Thanks to John Littlemist for this link on the Always Open thread (via AlainCo on the LENR Forum).
A paper has been posted on the Italian Cobraf forum which I have not seen before. It’s titled “Progress in Development of an LENR Power Cell for Space” and is written by George Miley and others at Department of Nuclear, Plasma and Radiological Engineering, University of Illinois at Urbana-Champaign, and was presented in the Proceedings of Nuclear & Emerging Technologies for Space (NETS) 2015 which was held in Albuquerque, NM, February 23-26, 2015. George Miley is a long-time LENR researcher and has founded a company, Lenuco, where he focuses on space applications for LENR.
Link to the full paper is here: http://cobraf.com/forum/immagini/R_123597739_1.pdf
Here’s the abstract of the paper:
Anomalous heat, attributed to Low Energy Nuclear Reactions (LENRs), is obtained by pressurizing metal alloy nanoparticles with deuterium gas. The reactions are enhanced by creation of ultra high-density deuterium clusters in the nanoparticles. Experiments comparing various nanoparticles and plans for a proof-of-principle power unit are presented. Potential applications to space power are briefly discussed.
The experimenters used a small chamber filled with palladium-rich nanoparticles, which were then loaded with deuterium gas. In the experiments described in the paper there is no input energy in the form of heat or electricity applied to the chamber, only pressurization with deuterium gas, followed by depressurization. Below is a figure which shows the temperature readings from three thermocouples (side 1, side 2, and bottom) during the gas loading and unloading in one experiment:
Various experiments were carried out and here here is data presented about the results. The final column is the calculated energy gain.
Here’s the conclusion:
The primary result thus far is that the excess energies obtained in all experiments to date are all well above the maximum estimate of what could be attributed to chemical reactions. The external power/energy involved, such as deuterium gas compression and vacuum pumping, is minimal compared to the output, suggesting very large energy gain. This result then is extremely encouraging relative to this gas-loaded cell becoming a remarkable power unit.
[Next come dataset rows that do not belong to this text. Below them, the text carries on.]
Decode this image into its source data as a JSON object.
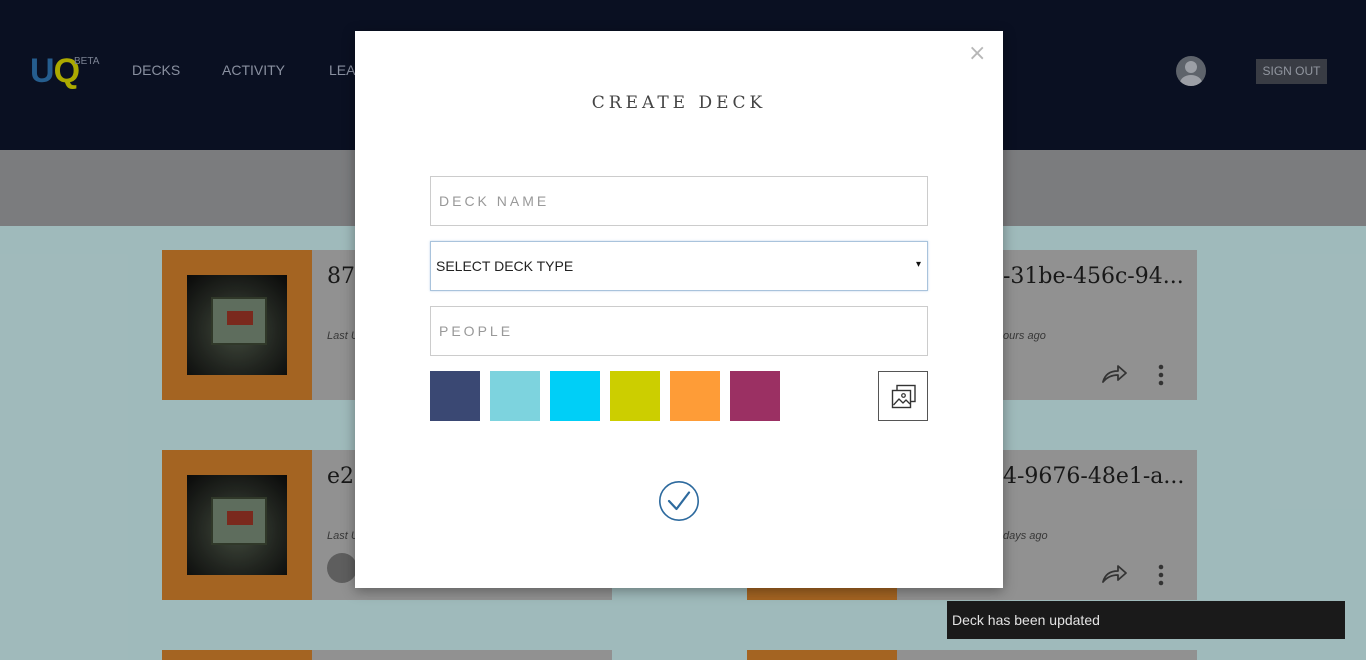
{
  "header": {
    "logo_u": "U",
    "logo_q": "Q",
    "logo_badge": "BETA",
    "nav": [
      {
        "label": "DECKS"
      },
      {
        "label": "ACTIVITY"
      },
      {
        "label": "LEAR"
      }
    ],
    "sign_out_label": "SIGN OUT"
  },
  "cards": [
    {
      "title": "87",
      "meta": "Last U"
    },
    {
      "title": "e2",
      "meta": "Last U"
    }
  ],
  "right_cards": [
    {
      "title": "-31be-456c-94...",
      "meta": "ours ago"
    },
    {
      "title": "4-9676-48e1-a...",
      "meta": "days ago"
    }
  ],
  "modal": {
    "close_label": "×",
    "title": "CREATE DECK",
    "deck_name_placeholder": "DECK NAME",
    "deck_type_label": "SELECT DECK TYPE",
    "deck_type_arrow": "▾",
    "people_placeholder": "PEOPLE",
    "colors": [
      "#3a4873",
      "#7dd3de",
      "#00cff7",
      "#ccce00",
      "#fe9c37",
      "#9b3063"
    ]
  },
  "toast": {
    "message": "Deck has been updated"
  }
}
It’s good to see some experimental data from George Miley’s team. There’s a lot to digest in this paper, and I look forward to reading analyses of others. This seems to be a very promising approach to LENR, however in these systems the run time for the experiments is relatively short, with the temperature rises being initially very dramatic, but diminishing over time. The authors state that they have done other work with hydrogen and nickel, but those experiments are not covered in this paper.